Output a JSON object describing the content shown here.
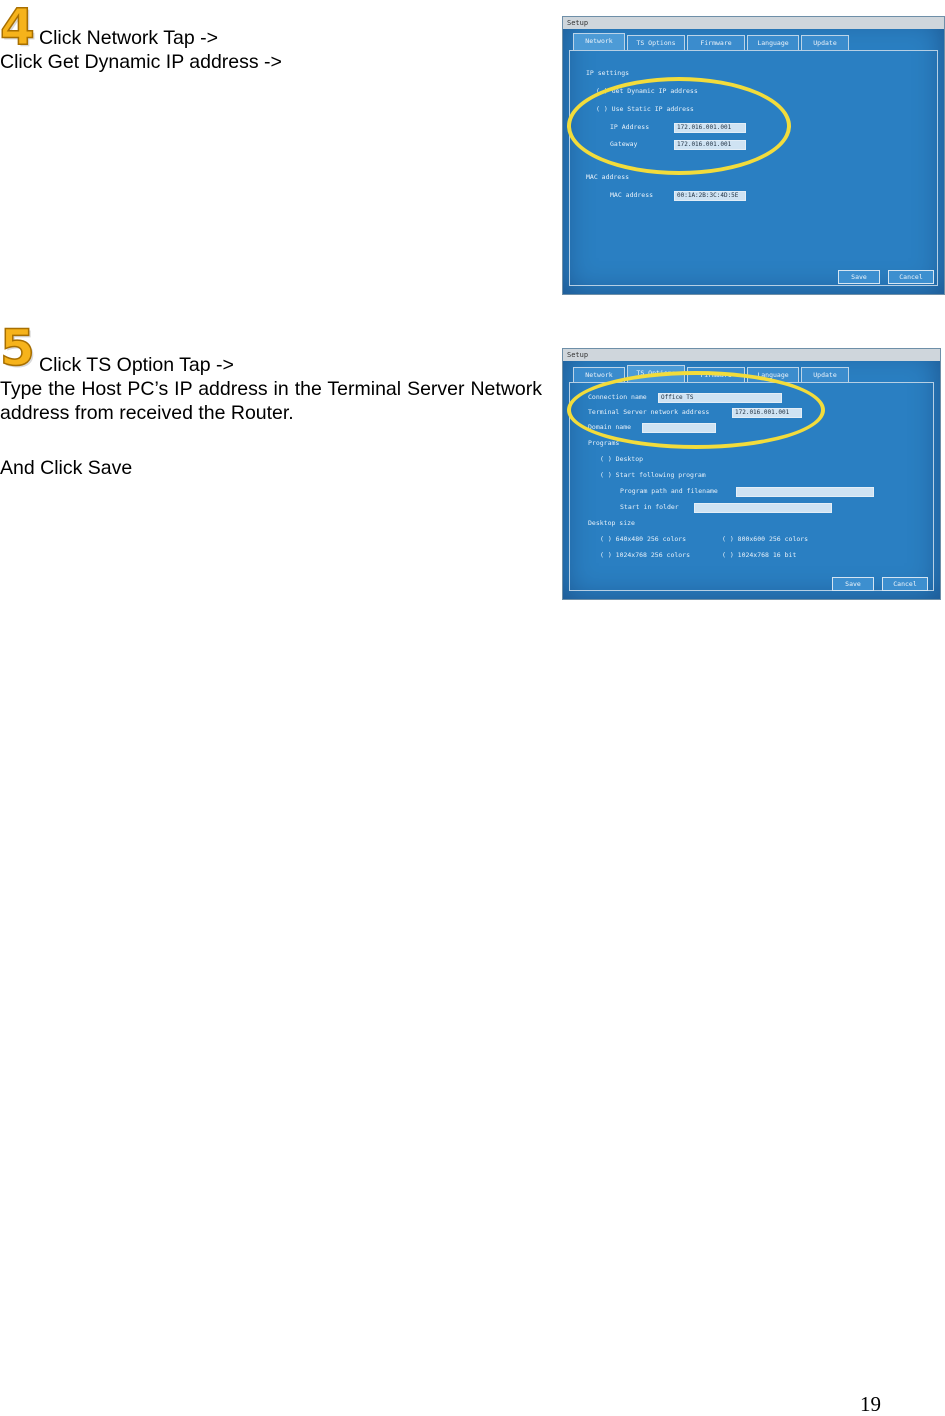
{
  "step4": {
    "number": "4",
    "line1": "Click Network Tap ->",
    "line2": "Click Get Dynamic IP address ->",
    "screen": {
      "title": "Setup",
      "tabs": [
        "Network",
        "TS Options",
        "Firmware",
        "Language",
        "Update"
      ],
      "labels": [
        "IP settings",
        "( ) Get Dynamic IP address",
        "( ) Use Static IP address",
        "IP Address",
        "Gateway",
        "MAC address",
        "MAC address"
      ],
      "ip_value": "172.016.001.001",
      "gateway_value": "172.016.001.001",
      "mac_value": "00:1A:2B:3C:4D:5E",
      "save": "Save",
      "cancel": "Cancel"
    }
  },
  "step5": {
    "number": "5",
    "line1": "Click TS Option Tap ->",
    "line2": "Type the Host PC’s IP address in the Terminal Server Network address from received the Router.",
    "line3": "And Click Save",
    "screen": {
      "title": "Setup",
      "tabs": [
        "Network",
        "TS Options",
        "Firmware",
        "Language",
        "Update"
      ],
      "labels": [
        "Connection name",
        "Terminal Server network address",
        "Domain name",
        "Programs",
        "( ) Desktop",
        "( ) Start following program",
        "Program path and filename",
        "Start in folder",
        "Desktop size",
        "( ) 640x480 256 colors",
        "( ) 800x600 256 colors",
        "( ) 1024x768 256 colors",
        "( ) 1024x768 16 bit"
      ],
      "conn_value": "Office TS",
      "ts_value": "172.016.001.001",
      "save": "Save",
      "cancel": "Cancel"
    }
  },
  "page_number": "19"
}
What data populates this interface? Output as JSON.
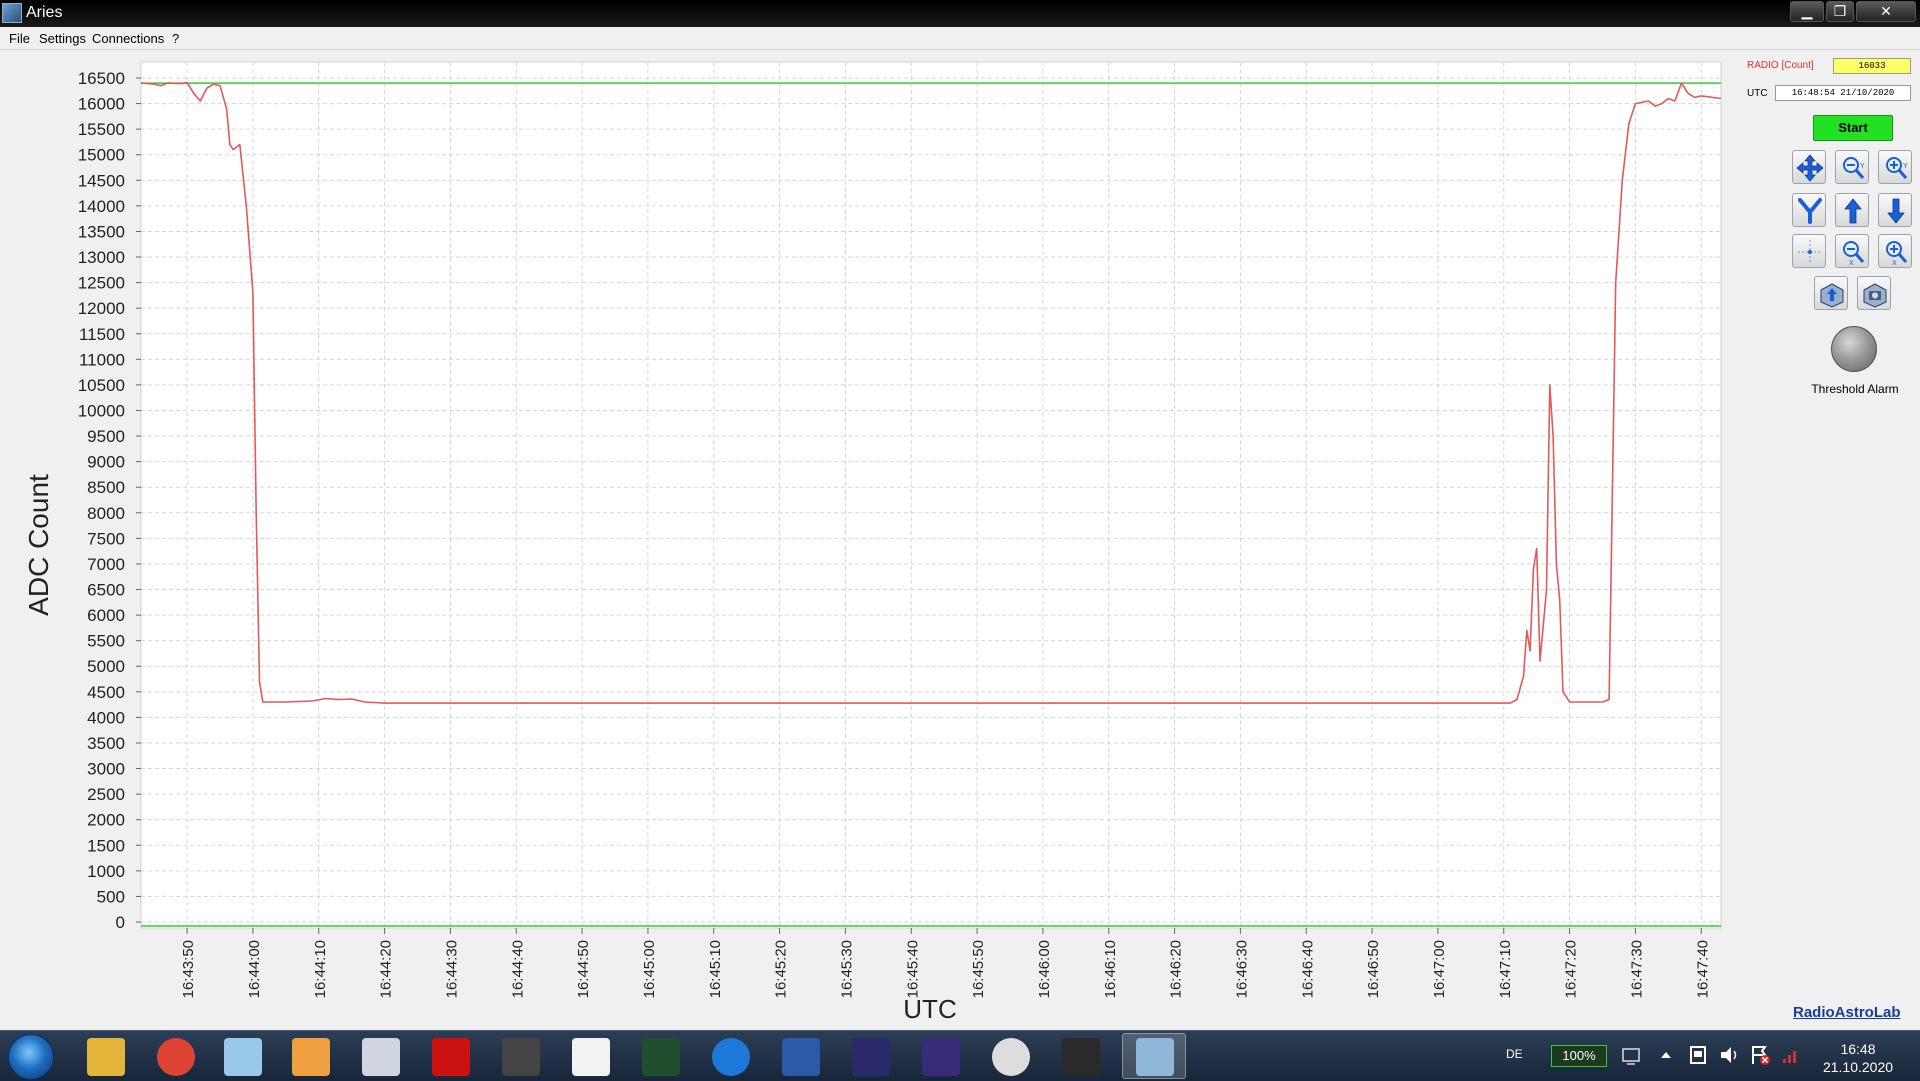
{
  "window": {
    "title": "Aries",
    "minimize_glyph": "▁",
    "maximize_glyph": "❐",
    "close_glyph": "✕"
  },
  "menu": {
    "file": "File",
    "settings": "Settings",
    "connections": "Connections",
    "help": "?"
  },
  "chart_data": {
    "type": "line",
    "xlabel": "UTC",
    "ylabel": "ADC Count",
    "ylim": [
      0,
      16500
    ],
    "yticks": [
      0,
      500,
      1000,
      1500,
      2000,
      2500,
      3000,
      3500,
      4000,
      4500,
      5000,
      5500,
      6000,
      6500,
      7000,
      7500,
      8000,
      8500,
      9000,
      9500,
      10000,
      10500,
      11000,
      11500,
      12000,
      12500,
      13000,
      13500,
      14000,
      14500,
      15000,
      15500,
      16000,
      16500
    ],
    "xlim": [
      "16:43:43",
      "16:47:43"
    ],
    "xticks": [
      "16:43:50",
      "16:44:00",
      "16:44:10",
      "16:44:20",
      "16:44:30",
      "16:44:40",
      "16:44:50",
      "16:45:00",
      "16:45:10",
      "16:45:20",
      "16:45:30",
      "16:45:40",
      "16:45:50",
      "16:46:00",
      "16:46:10",
      "16:46:20",
      "16:46:30",
      "16:46:40",
      "16:46:50",
      "16:47:00",
      "16:47:10",
      "16:47:20",
      "16:47:30",
      "16:47:40"
    ],
    "grid": true,
    "threshold": {
      "value": 16400,
      "color": "#33cc33"
    },
    "baseline": {
      "value": 0,
      "color": "#33cc33"
    },
    "series": [
      {
        "color": "#e05a5a",
        "points": [
          [
            "16:43:43",
            16400
          ],
          [
            "16:43:45",
            16380
          ],
          [
            "16:43:46",
            16350
          ],
          [
            "16:43:47",
            16400
          ],
          [
            "16:43:49",
            16390
          ],
          [
            "16:43:50",
            16410
          ],
          [
            "16:43:51",
            16200
          ],
          [
            "16:43:52",
            16050
          ],
          [
            "16:43:53",
            16300
          ],
          [
            "16:43:54",
            16380
          ],
          [
            "16:43:55",
            16350
          ],
          [
            "16:43:56",
            15900
          ],
          [
            "16:43:56.5",
            15200
          ],
          [
            "16:43:57",
            15100
          ],
          [
            "16:43:58",
            15200
          ],
          [
            "16:43:59",
            14000
          ],
          [
            "16:44:00",
            12300
          ],
          [
            "16:44:00.5",
            8000
          ],
          [
            "16:44:01",
            4700
          ],
          [
            "16:44:01.5",
            4300
          ],
          [
            "16:44:05",
            4300
          ],
          [
            "16:44:09",
            4320
          ],
          [
            "16:44:11",
            4370
          ],
          [
            "16:44:13",
            4350
          ],
          [
            "16:44:15",
            4360
          ],
          [
            "16:44:17",
            4300
          ],
          [
            "16:44:20",
            4280
          ],
          [
            "16:45:00",
            4280
          ],
          [
            "16:46:00",
            4280
          ],
          [
            "16:47:00",
            4280
          ],
          [
            "16:47:11",
            4280
          ],
          [
            "16:47:12",
            4350
          ],
          [
            "16:47:13",
            4800
          ],
          [
            "16:47:13.5",
            5700
          ],
          [
            "16:47:14",
            5300
          ],
          [
            "16:47:14.5",
            6900
          ],
          [
            "16:47:15",
            7300
          ],
          [
            "16:47:15.5",
            5100
          ],
          [
            "16:47:16",
            5800
          ],
          [
            "16:47:16.5",
            6500
          ],
          [
            "16:47:17",
            10500
          ],
          [
            "16:47:17.5",
            9500
          ],
          [
            "16:47:18",
            7000
          ],
          [
            "16:47:18.5",
            6300
          ],
          [
            "16:47:19",
            4500
          ],
          [
            "16:47:20",
            4300
          ],
          [
            "16:47:25",
            4300
          ],
          [
            "16:47:26",
            4350
          ],
          [
            "16:47:27",
            12500
          ],
          [
            "16:47:28",
            14500
          ],
          [
            "16:47:29",
            15600
          ],
          [
            "16:47:30",
            16000
          ],
          [
            "16:47:32",
            16050
          ],
          [
            "16:47:33",
            15950
          ],
          [
            "16:47:34",
            16000
          ],
          [
            "16:47:35",
            16100
          ],
          [
            "16:47:36",
            16050
          ],
          [
            "16:47:37",
            16400
          ],
          [
            "16:47:38",
            16200
          ],
          [
            "16:47:39",
            16120
          ],
          [
            "16:47:40",
            16150
          ],
          [
            "16:47:43",
            16100
          ]
        ]
      }
    ]
  },
  "side": {
    "radio_label": "RADIO [Count]",
    "radio_value": "16033",
    "utc_label": "UTC",
    "utc_value": "16:48:54  21/10/2020",
    "start_label": "Start",
    "alarm_label": "Threshold Alarm",
    "brand": "RadioAstroLab",
    "tools": [
      "pan-icon",
      "zoom-out-y-icon",
      "zoom-in-y-icon",
      "y-autoscale-icon",
      "scroll-up-icon",
      "scroll-down-icon",
      "crosshair-icon",
      "zoom-out-x-icon",
      "zoom-in-x-icon",
      "save-image-icon",
      "camera-icon"
    ],
    "colors": {
      "radio_label": "#e03030",
      "radio_box": "#ffff66",
      "start": "#22e022"
    }
  },
  "taskbar": {
    "lang": "DE",
    "battery": "100%",
    "time": "16:48",
    "date": "21.10.2020",
    "apps": [
      "windows-explorer-icon",
      "chrome-icon",
      "notepad-icon",
      "paint-icon",
      "satellite-dish-icon",
      "red-app-icon",
      "microphone-icon",
      "clapperboard-icon",
      "monitor-icon",
      "teamviewer-icon",
      "word-icon",
      "night-sky-icon",
      "radio-telescope-icon",
      "spiderweb-icon",
      "terminal-icon",
      "aries-icon"
    ]
  }
}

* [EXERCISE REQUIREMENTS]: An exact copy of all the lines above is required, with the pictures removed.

* [FINISHED EXERCISE]:
Output a JSON object describing the content shown here.
{
  "step4": {
    "number": "4",
    "line1": "Click Network Tap ->",
    "line2": "Click Get Dynamic IP address ->",
    "screen": {
      "title": "Setup",
      "tabs": [
        "Network",
        "TS Options",
        "Firmware",
        "Language",
        "Update"
      ],
      "labels": [
        "IP settings",
        "( ) Get Dynamic IP address",
        "( ) Use Static IP address",
        "IP Address",
        "Gateway",
        "MAC address",
        "MAC address"
      ],
      "ip_value": "172.016.001.001",
      "gateway_value": "172.016.001.001",
      "mac_value": "00:1A:2B:3C:4D:5E",
      "save": "Save",
      "cancel": "Cancel"
    }
  },
  "step5": {
    "number": "5",
    "line1": "Click TS Option Tap ->",
    "line2": "Type the Host PC’s IP address in the Terminal Server Network address from received the Router.",
    "line3": "And Click Save",
    "screen": {
      "title": "Setup",
      "tabs": [
        "Network",
        "TS Options",
        "Firmware",
        "Language",
        "Update"
      ],
      "labels": [
        "Connection name",
        "Terminal Server network address",
        "Domain name",
        "Programs",
        "( ) Desktop",
        "( ) Start following program",
        "Program path and filename",
        "Start in folder",
        "Desktop size",
        "( ) 640x480 256 colors",
        "( ) 800x600 256 colors",
        "( ) 1024x768 256 colors",
        "( ) 1024x768 16 bit"
      ],
      "conn_value": "Office TS",
      "ts_value": "172.016.001.001",
      "save": "Save",
      "cancel": "Cancel"
    }
  },
  "page_number": "19"
}
What data populates this interface? Output as JSON.
{
  "window": {
    "title": "Aries",
    "minimize_glyph": "▁",
    "maximize_glyph": "❐",
    "close_glyph": "✕"
  },
  "menu": {
    "file": "File",
    "settings": "Settings",
    "connections": "Connections",
    "help": "?"
  },
  "chart_data": {
    "type": "line",
    "xlabel": "UTC",
    "ylabel": "ADC Count",
    "ylim": [
      0,
      16500
    ],
    "yticks": [
      0,
      500,
      1000,
      1500,
      2000,
      2500,
      3000,
      3500,
      4000,
      4500,
      5000,
      5500,
      6000,
      6500,
      7000,
      7500,
      8000,
      8500,
      9000,
      9500,
      10000,
      10500,
      11000,
      11500,
      12000,
      12500,
      13000,
      13500,
      14000,
      14500,
      15000,
      15500,
      16000,
      16500
    ],
    "xlim": [
      "16:43:43",
      "16:47:43"
    ],
    "xticks": [
      "16:43:50",
      "16:44:00",
      "16:44:10",
      "16:44:20",
      "16:44:30",
      "16:44:40",
      "16:44:50",
      "16:45:00",
      "16:45:10",
      "16:45:20",
      "16:45:30",
      "16:45:40",
      "16:45:50",
      "16:46:00",
      "16:46:10",
      "16:46:20",
      "16:46:30",
      "16:46:40",
      "16:46:50",
      "16:47:00",
      "16:47:10",
      "16:47:20",
      "16:47:30",
      "16:47:40"
    ],
    "grid": true,
    "threshold": {
      "value": 16400,
      "color": "#33cc33"
    },
    "baseline": {
      "value": 0,
      "color": "#33cc33"
    },
    "series": [
      {
        "color": "#e05a5a",
        "points": [
          [
            "16:43:43",
            16400
          ],
          [
            "16:43:45",
            16380
          ],
          [
            "16:43:46",
            16350
          ],
          [
            "16:43:47",
            16400
          ],
          [
            "16:43:49",
            16390
          ],
          [
            "16:43:50",
            16410
          ],
          [
            "16:43:51",
            16200
          ],
          [
            "16:43:52",
            16050
          ],
          [
            "16:43:53",
            16300
          ],
          [
            "16:43:54",
            16380
          ],
          [
            "16:43:55",
            16350
          ],
          [
            "16:43:56",
            15900
          ],
          [
            "16:43:56.5",
            15200
          ],
          [
            "16:43:57",
            15100
          ],
          [
            "16:43:58",
            15200
          ],
          [
            "16:43:59",
            14000
          ],
          [
            "16:44:00",
            12300
          ],
          [
            "16:44:00.5",
            8000
          ],
          [
            "16:44:01",
            4700
          ],
          [
            "16:44:01.5",
            4300
          ],
          [
            "16:44:05",
            4300
          ],
          [
            "16:44:09",
            4320
          ],
          [
            "16:44:11",
            4370
          ],
          [
            "16:44:13",
            4350
          ],
          [
            "16:44:15",
            4360
          ],
          [
            "16:44:17",
            4300
          ],
          [
            "16:44:20",
            4280
          ],
          [
            "16:45:00",
            4280
          ],
          [
            "16:46:00",
            4280
          ],
          [
            "16:47:00",
            4280
          ],
          [
            "16:47:11",
            4280
          ],
          [
            "16:47:12",
            4350
          ],
          [
            "16:47:13",
            4800
          ],
          [
            "16:47:13.5",
            5700
          ],
          [
            "16:47:14",
            5300
          ],
          [
            "16:47:14.5",
            6900
          ],
          [
            "16:47:15",
            7300
          ],
          [
            "16:47:15.5",
            5100
          ],
          [
            "16:47:16",
            5800
          ],
          [
            "16:47:16.5",
            6500
          ],
          [
            "16:47:17",
            10500
          ],
          [
            "16:47:17.5",
            9500
          ],
          [
            "16:47:18",
            7000
          ],
          [
            "16:47:18.5",
            6300
          ],
          [
            "16:47:19",
            4500
          ],
          [
            "16:47:20",
            4300
          ],
          [
            "16:47:25",
            4300
          ],
          [
            "16:47:26",
            4350
          ],
          [
            "16:47:27",
            12500
          ],
          [
            "16:47:28",
            14500
          ],
          [
            "16:47:29",
            15600
          ],
          [
            "16:47:30",
            16000
          ],
          [
            "16:47:32",
            16050
          ],
          [
            "16:47:33",
            15950
          ],
          [
            "16:47:34",
            16000
          ],
          [
            "16:47:35",
            16100
          ],
          [
            "16:47:36",
            16050
          ],
          [
            "16:47:37",
            16400
          ],
          [
            "16:47:38",
            16200
          ],
          [
            "16:47:39",
            16120
          ],
          [
            "16:47:40",
            16150
          ],
          [
            "16:47:43",
            16100
          ]
        ]
      }
    ]
  },
  "side": {
    "radio_label": "RADIO [Count]",
    "radio_value": "16033",
    "utc_label": "UTC",
    "utc_value": "16:48:54  21/10/2020",
    "start_label": "Start",
    "alarm_label": "Threshold Alarm",
    "brand": "RadioAstroLab",
    "tools": [
      "pan-icon",
      "zoom-out-y-icon",
      "zoom-in-y-icon",
      "y-autoscale-icon",
      "scroll-up-icon",
      "scroll-down-icon",
      "crosshair-icon",
      "zoom-out-x-icon",
      "zoom-in-x-icon",
      "save-image-icon",
      "camera-icon"
    ],
    "colors": {
      "radio_label": "#e03030",
      "radio_box": "#ffff66",
      "start": "#22e022"
    }
  },
  "taskbar": {
    "lang": "DE",
    "battery": "100%",
    "time": "16:48",
    "date": "21.10.2020",
    "apps": [
      "windows-explorer-icon",
      "chrome-icon",
      "notepad-icon",
      "paint-icon",
      "satellite-dish-icon",
      "red-app-icon",
      "microphone-icon",
      "clapperboard-icon",
      "monitor-icon",
      "teamviewer-icon",
      "word-icon",
      "night-sky-icon",
      "radio-telescope-icon",
      "spiderweb-icon",
      "terminal-icon",
      "aries-icon"
    ]
  }
}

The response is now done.